===== Records for processing =====

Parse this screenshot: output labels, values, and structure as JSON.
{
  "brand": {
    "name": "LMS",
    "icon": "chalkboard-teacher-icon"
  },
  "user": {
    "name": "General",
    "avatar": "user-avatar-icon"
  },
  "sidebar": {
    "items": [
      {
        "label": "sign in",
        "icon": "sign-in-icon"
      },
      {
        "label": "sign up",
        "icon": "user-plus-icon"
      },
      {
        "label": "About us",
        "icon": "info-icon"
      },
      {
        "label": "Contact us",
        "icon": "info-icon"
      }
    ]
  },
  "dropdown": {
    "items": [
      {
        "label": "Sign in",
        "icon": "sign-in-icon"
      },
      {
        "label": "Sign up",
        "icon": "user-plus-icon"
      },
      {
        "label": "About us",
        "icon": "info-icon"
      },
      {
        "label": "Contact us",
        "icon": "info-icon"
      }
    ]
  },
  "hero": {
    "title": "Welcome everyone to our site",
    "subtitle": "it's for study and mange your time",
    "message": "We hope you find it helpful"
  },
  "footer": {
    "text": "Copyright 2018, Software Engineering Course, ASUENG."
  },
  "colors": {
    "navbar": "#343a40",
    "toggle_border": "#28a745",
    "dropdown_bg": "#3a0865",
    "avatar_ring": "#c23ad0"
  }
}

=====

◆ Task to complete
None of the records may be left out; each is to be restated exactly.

◆ Problem solution
Parse this screenshot: output labels, values, and structure as JSON.
{
  "brand": {
    "name": "LMS",
    "icon": "chalkboard-teacher-icon"
  },
  "user": {
    "name": "General",
    "avatar": "user-avatar-icon"
  },
  "sidebar": {
    "items": [
      {
        "label": "sign in",
        "icon": "sign-in-icon"
      },
      {
        "label": "sign up",
        "icon": "user-plus-icon"
      },
      {
        "label": "About us",
        "icon": "info-icon"
      },
      {
        "label": "Contact us",
        "icon": "info-icon"
      }
    ]
  },
  "dropdown": {
    "items": [
      {
        "label": "Sign in",
        "icon": "sign-in-icon"
      },
      {
        "label": "Sign up",
        "icon": "user-plus-icon"
      },
      {
        "label": "About us",
        "icon": "info-icon"
      },
      {
        "label": "Contact us",
        "icon": "info-icon"
      }
    ]
  },
  "hero": {
    "title": "Welcome everyone to our site",
    "subtitle": "it's for study and mange your time",
    "message": "We hope you find it helpful"
  },
  "footer": {
    "text": "Copyright 2018, Software Engineering Course, ASUENG."
  },
  "colors": {
    "navbar": "#343a40",
    "toggle_border": "#28a745",
    "dropdown_bg": "#3a0865",
    "avatar_ring": "#c23ad0"
  }
}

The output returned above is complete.